The Beauregard monument in New Orleans, which is scheduled to be taken down and has already been defaced, could find a new home at Shiloh. After Albert Sidney Johnston was killed, Beauregard assumed command of the Confederate army. Part of the first day and all of the second day of fighting was under Beauregard’s command.
An equestrian statue of Beauregard near Water Oaks pond at Shiloh would be quite striking. It was in this area he tried to rally the Southern soldiers until he ordered a retreat to Corinth, Mississippi.
New Orleans’ Lee statue came down Thursday, and a Lee statue in Charlottesville, Virginia, may also come down. They could move to Fredericksburg and Chancellorsville battlefields, both of which were stunning victories for Lee. Chancellorsville is considered Lee’s masterpiece.
A great thing about national battlefields is the educational programs led by park rangers near and about the monuments and historic figures. History is actually being taught at these sites, and discussions range from the Civil War to how some Southern leaders preached reconciliation between North and South.
The Jefferson Davis statue could find a home close to New Orleans. Beauvoir in Biloxi, Mississippi, is the last home of the Mexican-American War hero, former U.S. secretary of war and only Confederate president.

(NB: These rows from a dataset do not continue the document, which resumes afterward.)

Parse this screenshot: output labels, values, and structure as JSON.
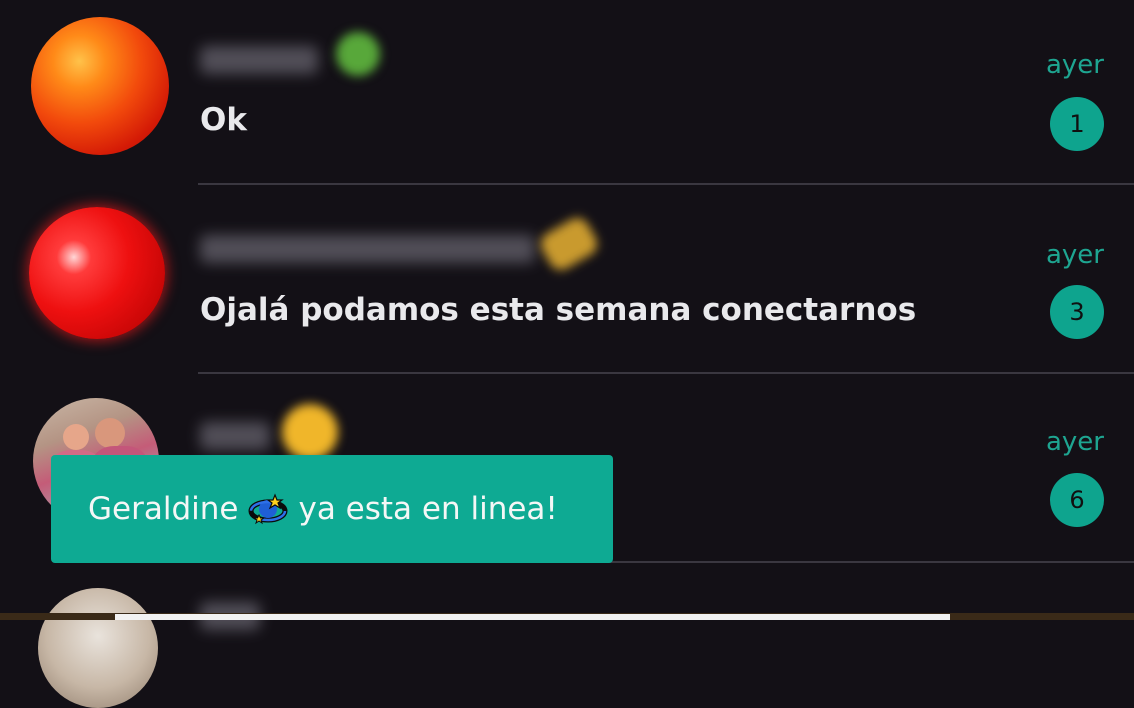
{
  "chats": [
    {
      "message": "Ok",
      "time": "ayer",
      "unread_count": "1",
      "avatar_icon": "orange-ball-avatar",
      "name_emoji_color": "#58a83a"
    },
    {
      "message": "Ojalá podamos esta semana conectarnos",
      "time": "ayer",
      "unread_count": "3",
      "avatar_icon": "red-ball-avatar",
      "name_emoji_color": "#c99a2e"
    },
    {
      "message": "",
      "time": "ayer",
      "unread_count": "6",
      "avatar_icon": "photo-avatar",
      "name_emoji_color": "#f0b62a"
    }
  ],
  "toast": {
    "name": "Geraldine",
    "text": "ya esta en linea!",
    "icon": "dizzy-planet-emoji"
  },
  "colors": {
    "background": "#131016",
    "accent": "#0eaa93",
    "time_text": "#1ea591",
    "message_text": "#e9e9ec"
  }
}
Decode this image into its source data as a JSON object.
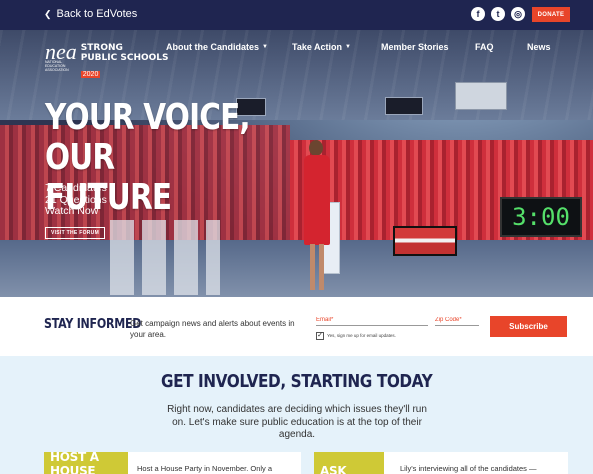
{
  "topbar": {
    "back_label": "Back to EdVotes",
    "social": {
      "facebook": "f",
      "twitter": "t",
      "instagram": "◎"
    },
    "donate_label": "DONATE"
  },
  "logo": {
    "nea": "nea",
    "subline": "NATIONAL EDUCATION ASSOCIATION",
    "strong_line1": "STRONG",
    "strong_line2": "PUBLIC SCHOOLS",
    "year": "2020"
  },
  "nav": {
    "items": [
      {
        "label": "About the Candidates",
        "caret": true
      },
      {
        "label": "Take Action",
        "caret": true
      },
      {
        "label": "Member Stories",
        "caret": false
      },
      {
        "label": "FAQ",
        "caret": false
      },
      {
        "label": "News",
        "caret": false
      }
    ]
  },
  "hero": {
    "title_line1": "YOUR VOICE, OUR",
    "title_line2": "FUTURE",
    "line1": "7 Candidates",
    "line2": "21 Questions",
    "line3": "Watch Now",
    "button_label": "VISIT THE FORUM",
    "timer": "3:00"
  },
  "stay_informed": {
    "title": "STAY INFORMED",
    "text": "Get campaign news and alerts about events in your area.",
    "email_placeholder": "Email*",
    "zip_placeholder": "Zip Code*",
    "checkbox_label": "Yes, sign me up for email updates.",
    "checked": true,
    "subscribe_label": "Subscribe"
  },
  "get_involved": {
    "title": "GET INVOLVED, STARTING TODAY",
    "text": "Right now, candidates are deciding which issues they'll run on. Let's make sure public education is at the top of their agenda.",
    "cards": [
      {
        "tag": "HOST A HOUSE",
        "text": "Host a House Party in November. Only a"
      },
      {
        "tag": "ASK",
        "text": "Lily's interviewing all of the candidates —"
      }
    ]
  },
  "colors": {
    "navy": "#1f2550",
    "accent": "#e8452a",
    "tag": "#cfc936",
    "band": "#e5f2fa"
  }
}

Beauvoir already has two Davis statues, but finding room for another isn’t beyond the realm of possibility.
These ideas may do little to soothe hurt feelings of the pro-monument crowd, but it would seem a monument at a historic site or national battlefield is far better than in a dusty old warehouse.